In the late 1850’s Florida surpassed Georgia and South Carolina in the production of Sea Island cotton. This development was made possible by three factors: climate, soil, and technological progress. While nature supplied the first two requisites, the latter factor was the result of inventive Floridians who designed and patented cotton gins that made the production of Sea Island cotton profitable. A combination of environment and mechanical development thus enabled Florida to supplant the traditional leaders and become the nation’s largest producer of long staple cotton.
Shofner, Jerrell H.
"Sea Island Cotton in Ante-Bellum Florida,"
Florida Historical Quarterly: Vol. 40

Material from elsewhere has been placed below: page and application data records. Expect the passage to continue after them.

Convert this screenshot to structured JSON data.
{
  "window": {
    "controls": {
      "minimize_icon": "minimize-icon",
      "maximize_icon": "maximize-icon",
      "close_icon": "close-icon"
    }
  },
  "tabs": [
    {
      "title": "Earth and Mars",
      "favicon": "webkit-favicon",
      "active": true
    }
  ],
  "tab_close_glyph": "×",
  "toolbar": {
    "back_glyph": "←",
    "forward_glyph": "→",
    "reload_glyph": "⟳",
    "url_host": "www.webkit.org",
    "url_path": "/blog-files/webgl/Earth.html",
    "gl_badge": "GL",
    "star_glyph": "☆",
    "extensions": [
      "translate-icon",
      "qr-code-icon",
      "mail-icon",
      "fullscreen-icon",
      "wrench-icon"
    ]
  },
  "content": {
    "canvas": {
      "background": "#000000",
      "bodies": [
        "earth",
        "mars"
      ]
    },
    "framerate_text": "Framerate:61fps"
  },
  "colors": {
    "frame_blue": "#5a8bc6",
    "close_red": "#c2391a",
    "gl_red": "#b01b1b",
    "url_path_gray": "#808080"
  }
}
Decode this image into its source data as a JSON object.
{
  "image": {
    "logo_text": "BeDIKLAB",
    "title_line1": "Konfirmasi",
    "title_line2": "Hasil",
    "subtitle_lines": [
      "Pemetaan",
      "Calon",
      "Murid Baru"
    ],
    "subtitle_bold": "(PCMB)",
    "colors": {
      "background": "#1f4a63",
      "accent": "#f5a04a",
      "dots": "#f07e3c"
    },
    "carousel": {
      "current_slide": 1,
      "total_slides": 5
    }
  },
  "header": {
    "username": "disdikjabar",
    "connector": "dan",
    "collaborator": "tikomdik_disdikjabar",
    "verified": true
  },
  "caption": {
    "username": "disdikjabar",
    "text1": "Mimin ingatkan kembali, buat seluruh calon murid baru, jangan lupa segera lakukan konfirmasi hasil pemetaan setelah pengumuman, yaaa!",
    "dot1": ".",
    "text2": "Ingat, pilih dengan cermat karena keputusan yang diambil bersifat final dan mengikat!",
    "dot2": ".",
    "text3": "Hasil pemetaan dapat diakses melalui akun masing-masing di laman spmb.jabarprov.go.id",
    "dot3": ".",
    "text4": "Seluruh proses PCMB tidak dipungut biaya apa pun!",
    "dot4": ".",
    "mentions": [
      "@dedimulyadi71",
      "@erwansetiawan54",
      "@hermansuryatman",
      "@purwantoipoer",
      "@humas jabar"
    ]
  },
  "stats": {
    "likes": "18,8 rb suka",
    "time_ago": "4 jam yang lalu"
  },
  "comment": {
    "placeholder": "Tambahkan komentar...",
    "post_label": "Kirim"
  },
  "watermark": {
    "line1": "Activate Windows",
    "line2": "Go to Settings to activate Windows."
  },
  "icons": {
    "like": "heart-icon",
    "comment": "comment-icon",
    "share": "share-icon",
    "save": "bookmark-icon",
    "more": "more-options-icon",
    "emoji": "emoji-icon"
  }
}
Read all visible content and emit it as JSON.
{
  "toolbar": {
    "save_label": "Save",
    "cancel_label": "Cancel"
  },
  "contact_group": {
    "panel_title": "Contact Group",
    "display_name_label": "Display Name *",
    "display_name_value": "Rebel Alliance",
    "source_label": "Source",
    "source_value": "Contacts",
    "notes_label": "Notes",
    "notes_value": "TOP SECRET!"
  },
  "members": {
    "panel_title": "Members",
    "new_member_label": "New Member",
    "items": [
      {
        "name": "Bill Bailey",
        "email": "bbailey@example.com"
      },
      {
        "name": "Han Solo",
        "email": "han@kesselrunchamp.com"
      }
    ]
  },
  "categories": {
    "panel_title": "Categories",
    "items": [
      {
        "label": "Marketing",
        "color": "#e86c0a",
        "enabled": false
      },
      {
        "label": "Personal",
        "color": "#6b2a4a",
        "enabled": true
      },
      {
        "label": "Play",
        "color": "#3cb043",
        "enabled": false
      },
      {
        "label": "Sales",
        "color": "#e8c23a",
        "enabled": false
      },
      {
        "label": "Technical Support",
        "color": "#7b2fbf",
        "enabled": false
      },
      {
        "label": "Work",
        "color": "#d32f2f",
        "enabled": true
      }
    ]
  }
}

, Article 5.
Available at: https://stars.library.ucf.edu/fhq/vol40/iss4/5